These monoclonal antibodies are described by the researhcers as described by the researchers as synthetic versions of natural antibodies the human immune system uses to disable invading germs and could immobilize sperm so it cannot reach an egg, according to findings published in Science Translational Medicine.

Such antibodies are often used to combat invading germs and have been used to treat a variety of medical conditions including cancer and COVID-19.

According to the researchers, the concept was developed “after an antibody contraception blocked sperm during large animal testing and showed potential as a non-hormonal option to prevent pregnancy.”

“Many women avoid hormonal contraception because of real and perceived side effects,” said Samuel Lai, professor in the Division of Pharmacoengineering and Molecular Pharmaceutics at the UNC Eshelman School of Pharmacy in a statement shared with WRAL TechWire. Noted side effects could include irregular bleeding, nausea, and migraines, UNC shared in a statement.

Lai and scientists are studying how a new type of contraceptive could be designed.  According to the statement issued by UNC, that design is “an intravaginal ring that steadily releases the antibodies, or a dissolvable film placed in the vagina where it spreads antibodies before sex.”

For the study, monoclonal antibodies were designed to bind to a single substance in the body: to target sperm.
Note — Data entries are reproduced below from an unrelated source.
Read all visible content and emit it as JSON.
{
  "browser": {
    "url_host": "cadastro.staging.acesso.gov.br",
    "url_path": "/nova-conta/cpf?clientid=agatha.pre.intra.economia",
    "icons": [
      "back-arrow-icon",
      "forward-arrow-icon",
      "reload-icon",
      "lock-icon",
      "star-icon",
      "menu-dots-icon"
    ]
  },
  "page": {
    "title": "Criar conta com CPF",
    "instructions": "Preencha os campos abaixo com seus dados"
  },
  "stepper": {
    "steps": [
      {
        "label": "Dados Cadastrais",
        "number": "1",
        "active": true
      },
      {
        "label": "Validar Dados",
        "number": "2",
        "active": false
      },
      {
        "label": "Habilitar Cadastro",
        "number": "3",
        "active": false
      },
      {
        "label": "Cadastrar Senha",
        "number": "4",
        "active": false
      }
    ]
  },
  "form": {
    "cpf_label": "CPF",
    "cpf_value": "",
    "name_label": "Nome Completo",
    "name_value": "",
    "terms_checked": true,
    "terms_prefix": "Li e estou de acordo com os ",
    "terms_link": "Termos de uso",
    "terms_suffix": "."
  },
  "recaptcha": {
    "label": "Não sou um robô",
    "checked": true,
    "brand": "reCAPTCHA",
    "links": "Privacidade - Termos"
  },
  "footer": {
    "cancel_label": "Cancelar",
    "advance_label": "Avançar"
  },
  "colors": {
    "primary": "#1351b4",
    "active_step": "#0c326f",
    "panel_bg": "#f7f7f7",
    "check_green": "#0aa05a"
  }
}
UNC notes that monoclonal antibodies are often cost-prohibitive due to their expense, putting usefulness as an affordable contraception at risk. So the researchers successfully engineered “ultra-potent sperm-binding antibodies” that may in fact result in a cost-effective contraceptive.

“We think these second-generation molecules will provide not only greater potency but will translate to lower costs that make the approach cost-effective,” said Lai, in a statement.  Lai also is the founder and interim CEO of the company Mucommune, based in Research Triangle Park.

According to UNC, the antibodies used in the research eliminated all progressively motile sperm, meaning that the sperm could move, even with small doses in sheep studies.

Additional research will be conducted, and clinical trials could happen as soon as 2023, UNC noted.

“We were inspired by infertility that occurs in some women who develop antibodies against their partner’s sperm,” said study first author Bhawana Shrestha, a doctoral student in the Department of Microbiology and Immunology at the UNC School of Medicine and graduate research assistant at the school of pharmacy in a statement.

The antibody that is being tested by researchers like Lai and Shrestha was isolated from an infertile woman, according to  UNC, and targets a unique surface antigen present on human sperm.  When it’s added to sperm, the sperm quickly clump together, Shrestha said.  That “in turn blocks sperm from reaching the egg altogether, enabling potent, non-hormonal contraception with a pharmacological mechanism that’s already been validated in women.”